_SUPPLIED DATA_

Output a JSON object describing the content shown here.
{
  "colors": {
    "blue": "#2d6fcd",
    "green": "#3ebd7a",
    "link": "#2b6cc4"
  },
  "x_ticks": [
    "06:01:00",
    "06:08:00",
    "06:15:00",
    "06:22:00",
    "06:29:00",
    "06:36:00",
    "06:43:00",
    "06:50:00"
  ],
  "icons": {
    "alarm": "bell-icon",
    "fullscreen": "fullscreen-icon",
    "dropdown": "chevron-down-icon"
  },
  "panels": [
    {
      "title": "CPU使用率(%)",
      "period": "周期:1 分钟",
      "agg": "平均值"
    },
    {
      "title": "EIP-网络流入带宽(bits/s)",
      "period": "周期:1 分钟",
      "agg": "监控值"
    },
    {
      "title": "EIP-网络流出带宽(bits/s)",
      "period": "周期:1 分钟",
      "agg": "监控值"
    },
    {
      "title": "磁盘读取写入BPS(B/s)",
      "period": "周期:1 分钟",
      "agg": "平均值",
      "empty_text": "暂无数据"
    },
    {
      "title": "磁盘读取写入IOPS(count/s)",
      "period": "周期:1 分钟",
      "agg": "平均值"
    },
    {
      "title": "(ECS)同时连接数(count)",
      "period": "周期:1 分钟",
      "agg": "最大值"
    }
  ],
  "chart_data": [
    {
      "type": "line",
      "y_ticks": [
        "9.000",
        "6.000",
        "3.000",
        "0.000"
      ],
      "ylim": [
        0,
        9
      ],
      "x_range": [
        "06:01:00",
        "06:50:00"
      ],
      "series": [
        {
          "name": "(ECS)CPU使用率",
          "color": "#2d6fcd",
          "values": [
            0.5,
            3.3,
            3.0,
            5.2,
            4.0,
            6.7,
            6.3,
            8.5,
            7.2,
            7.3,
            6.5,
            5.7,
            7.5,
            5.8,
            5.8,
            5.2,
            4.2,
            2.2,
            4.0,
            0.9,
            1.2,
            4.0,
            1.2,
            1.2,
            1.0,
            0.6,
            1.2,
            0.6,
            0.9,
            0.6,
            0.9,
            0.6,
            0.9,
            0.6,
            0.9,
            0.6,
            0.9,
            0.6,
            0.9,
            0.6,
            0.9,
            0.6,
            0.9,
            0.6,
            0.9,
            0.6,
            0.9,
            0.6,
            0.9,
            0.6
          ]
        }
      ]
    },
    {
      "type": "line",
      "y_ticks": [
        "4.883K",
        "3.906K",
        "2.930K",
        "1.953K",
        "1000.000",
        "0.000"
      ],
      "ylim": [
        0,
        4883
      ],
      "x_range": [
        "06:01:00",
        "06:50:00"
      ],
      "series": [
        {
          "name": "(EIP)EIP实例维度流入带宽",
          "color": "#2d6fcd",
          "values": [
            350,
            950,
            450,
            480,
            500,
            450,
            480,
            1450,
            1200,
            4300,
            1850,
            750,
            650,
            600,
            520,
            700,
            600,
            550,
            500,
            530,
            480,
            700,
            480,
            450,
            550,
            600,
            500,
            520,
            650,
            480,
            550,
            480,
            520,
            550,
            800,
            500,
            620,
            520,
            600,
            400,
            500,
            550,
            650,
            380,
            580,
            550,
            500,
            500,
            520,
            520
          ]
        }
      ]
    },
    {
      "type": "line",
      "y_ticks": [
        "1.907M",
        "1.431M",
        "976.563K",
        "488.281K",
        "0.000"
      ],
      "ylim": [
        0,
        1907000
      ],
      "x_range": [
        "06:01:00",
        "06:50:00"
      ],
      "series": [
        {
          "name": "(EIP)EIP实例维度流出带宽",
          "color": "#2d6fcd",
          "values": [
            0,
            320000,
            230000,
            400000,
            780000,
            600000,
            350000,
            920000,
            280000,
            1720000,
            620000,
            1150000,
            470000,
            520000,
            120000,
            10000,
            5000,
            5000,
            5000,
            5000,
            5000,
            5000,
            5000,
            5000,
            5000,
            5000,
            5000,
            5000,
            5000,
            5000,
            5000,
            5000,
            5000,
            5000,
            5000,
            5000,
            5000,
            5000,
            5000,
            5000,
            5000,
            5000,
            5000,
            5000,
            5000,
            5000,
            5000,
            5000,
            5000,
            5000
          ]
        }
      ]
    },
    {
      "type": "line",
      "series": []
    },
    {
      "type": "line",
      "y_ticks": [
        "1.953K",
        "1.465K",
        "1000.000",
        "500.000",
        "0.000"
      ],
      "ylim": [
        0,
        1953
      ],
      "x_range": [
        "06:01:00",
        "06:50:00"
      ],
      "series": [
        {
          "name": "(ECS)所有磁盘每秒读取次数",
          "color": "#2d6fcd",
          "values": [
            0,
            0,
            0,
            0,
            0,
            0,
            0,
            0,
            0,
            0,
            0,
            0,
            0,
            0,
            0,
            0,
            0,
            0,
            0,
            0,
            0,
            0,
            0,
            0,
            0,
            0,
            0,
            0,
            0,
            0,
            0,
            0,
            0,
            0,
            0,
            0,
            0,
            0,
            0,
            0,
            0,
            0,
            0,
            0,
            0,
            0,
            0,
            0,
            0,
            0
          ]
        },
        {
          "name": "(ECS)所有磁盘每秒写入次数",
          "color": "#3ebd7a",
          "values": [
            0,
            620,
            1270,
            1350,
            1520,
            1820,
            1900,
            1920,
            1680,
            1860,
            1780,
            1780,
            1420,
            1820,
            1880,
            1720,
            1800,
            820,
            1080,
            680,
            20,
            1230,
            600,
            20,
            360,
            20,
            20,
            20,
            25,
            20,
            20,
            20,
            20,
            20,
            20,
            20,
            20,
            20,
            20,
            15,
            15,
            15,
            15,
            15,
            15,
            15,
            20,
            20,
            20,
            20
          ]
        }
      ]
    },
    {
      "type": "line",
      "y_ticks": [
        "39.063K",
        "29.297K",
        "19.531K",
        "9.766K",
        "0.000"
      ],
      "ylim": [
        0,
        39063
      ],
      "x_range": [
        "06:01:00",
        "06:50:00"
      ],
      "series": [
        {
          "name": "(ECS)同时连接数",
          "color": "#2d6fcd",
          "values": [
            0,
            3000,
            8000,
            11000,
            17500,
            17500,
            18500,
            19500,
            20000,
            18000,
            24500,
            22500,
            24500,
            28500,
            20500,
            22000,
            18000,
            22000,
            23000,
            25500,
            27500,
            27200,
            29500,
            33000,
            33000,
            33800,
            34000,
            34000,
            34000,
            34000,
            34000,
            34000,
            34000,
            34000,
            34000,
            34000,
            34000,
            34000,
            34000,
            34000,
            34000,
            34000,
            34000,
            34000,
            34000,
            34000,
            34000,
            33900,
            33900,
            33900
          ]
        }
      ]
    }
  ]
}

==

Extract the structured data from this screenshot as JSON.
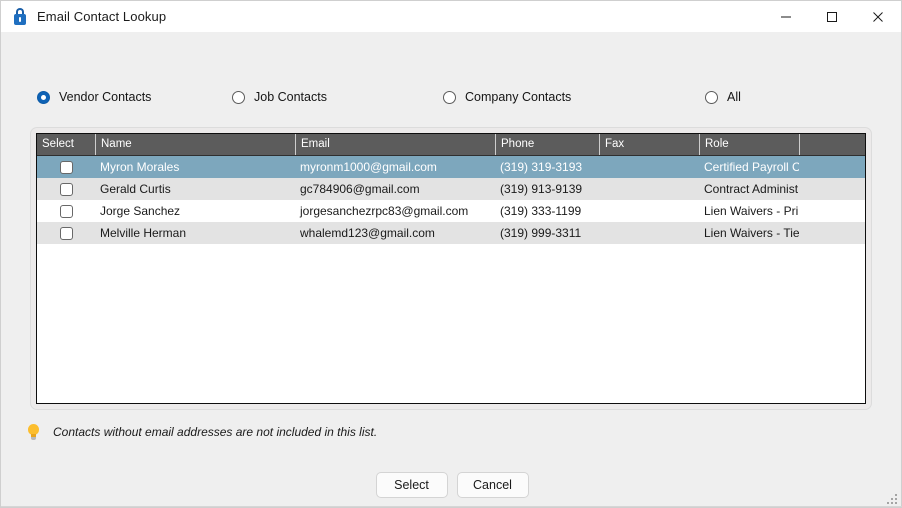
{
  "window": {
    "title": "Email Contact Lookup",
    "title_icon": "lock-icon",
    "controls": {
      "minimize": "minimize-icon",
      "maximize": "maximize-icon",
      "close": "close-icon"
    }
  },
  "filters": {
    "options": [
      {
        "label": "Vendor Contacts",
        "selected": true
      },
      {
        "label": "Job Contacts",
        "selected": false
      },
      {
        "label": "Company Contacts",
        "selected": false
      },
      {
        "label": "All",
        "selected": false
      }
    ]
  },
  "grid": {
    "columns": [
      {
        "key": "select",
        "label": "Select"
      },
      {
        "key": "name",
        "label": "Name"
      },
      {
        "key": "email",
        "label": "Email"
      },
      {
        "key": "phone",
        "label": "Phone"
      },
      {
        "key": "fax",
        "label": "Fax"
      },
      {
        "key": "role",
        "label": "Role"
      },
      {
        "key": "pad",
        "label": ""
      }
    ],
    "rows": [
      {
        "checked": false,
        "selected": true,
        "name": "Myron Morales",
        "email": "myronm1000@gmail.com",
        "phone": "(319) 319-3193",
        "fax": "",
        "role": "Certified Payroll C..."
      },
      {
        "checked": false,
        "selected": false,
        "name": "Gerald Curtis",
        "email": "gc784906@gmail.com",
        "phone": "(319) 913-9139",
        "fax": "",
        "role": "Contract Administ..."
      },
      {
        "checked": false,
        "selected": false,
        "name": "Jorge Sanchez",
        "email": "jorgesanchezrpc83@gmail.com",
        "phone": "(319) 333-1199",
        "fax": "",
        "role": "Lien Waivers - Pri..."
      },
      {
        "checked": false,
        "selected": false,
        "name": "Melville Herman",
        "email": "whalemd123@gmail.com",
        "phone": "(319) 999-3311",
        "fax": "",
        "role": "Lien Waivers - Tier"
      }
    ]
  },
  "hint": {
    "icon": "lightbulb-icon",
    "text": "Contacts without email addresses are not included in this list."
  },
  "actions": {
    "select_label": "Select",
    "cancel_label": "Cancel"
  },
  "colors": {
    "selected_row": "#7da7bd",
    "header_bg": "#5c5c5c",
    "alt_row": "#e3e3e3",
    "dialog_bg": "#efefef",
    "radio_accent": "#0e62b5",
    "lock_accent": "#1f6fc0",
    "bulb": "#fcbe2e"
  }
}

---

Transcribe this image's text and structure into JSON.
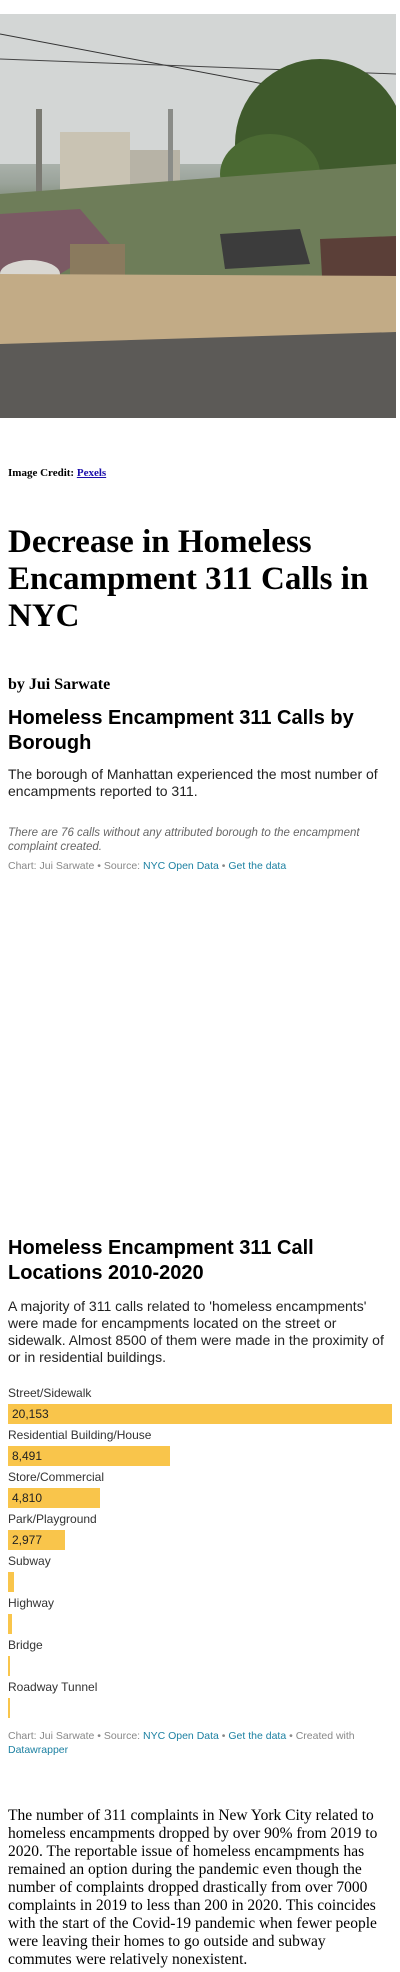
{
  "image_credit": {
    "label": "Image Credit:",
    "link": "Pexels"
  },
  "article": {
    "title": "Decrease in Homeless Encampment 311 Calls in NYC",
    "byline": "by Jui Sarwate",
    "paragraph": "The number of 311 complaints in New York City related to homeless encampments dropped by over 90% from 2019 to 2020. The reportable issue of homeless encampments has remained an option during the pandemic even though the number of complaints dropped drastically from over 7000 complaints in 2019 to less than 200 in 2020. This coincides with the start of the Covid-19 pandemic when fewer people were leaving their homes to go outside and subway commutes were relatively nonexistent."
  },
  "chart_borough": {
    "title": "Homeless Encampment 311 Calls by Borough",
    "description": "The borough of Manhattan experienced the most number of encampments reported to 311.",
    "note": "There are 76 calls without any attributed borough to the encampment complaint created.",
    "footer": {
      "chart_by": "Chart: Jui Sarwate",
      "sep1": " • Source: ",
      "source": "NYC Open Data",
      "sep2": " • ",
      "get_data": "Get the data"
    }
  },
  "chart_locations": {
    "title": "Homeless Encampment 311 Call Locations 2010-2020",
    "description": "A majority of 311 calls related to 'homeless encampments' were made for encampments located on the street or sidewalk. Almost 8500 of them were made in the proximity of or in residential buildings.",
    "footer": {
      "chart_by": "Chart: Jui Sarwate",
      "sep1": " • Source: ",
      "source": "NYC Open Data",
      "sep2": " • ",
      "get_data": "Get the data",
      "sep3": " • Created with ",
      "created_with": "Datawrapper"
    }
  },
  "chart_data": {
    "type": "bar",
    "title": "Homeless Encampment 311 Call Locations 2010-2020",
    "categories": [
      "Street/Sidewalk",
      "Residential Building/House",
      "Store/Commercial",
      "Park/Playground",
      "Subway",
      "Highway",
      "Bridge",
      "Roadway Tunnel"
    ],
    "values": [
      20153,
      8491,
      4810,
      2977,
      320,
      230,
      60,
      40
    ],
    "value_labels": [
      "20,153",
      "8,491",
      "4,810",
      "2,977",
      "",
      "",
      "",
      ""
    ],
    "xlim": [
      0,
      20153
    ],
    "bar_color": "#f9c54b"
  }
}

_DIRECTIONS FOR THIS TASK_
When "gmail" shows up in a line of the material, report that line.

_TASK ANSWER_
        "email": "myronm1000@gmail.com",
        "email": "gc784906@gmail.com",
        "email": "jorgesanchezrpc83@gmail.com",
        "email": "whalemd123@gmail.com",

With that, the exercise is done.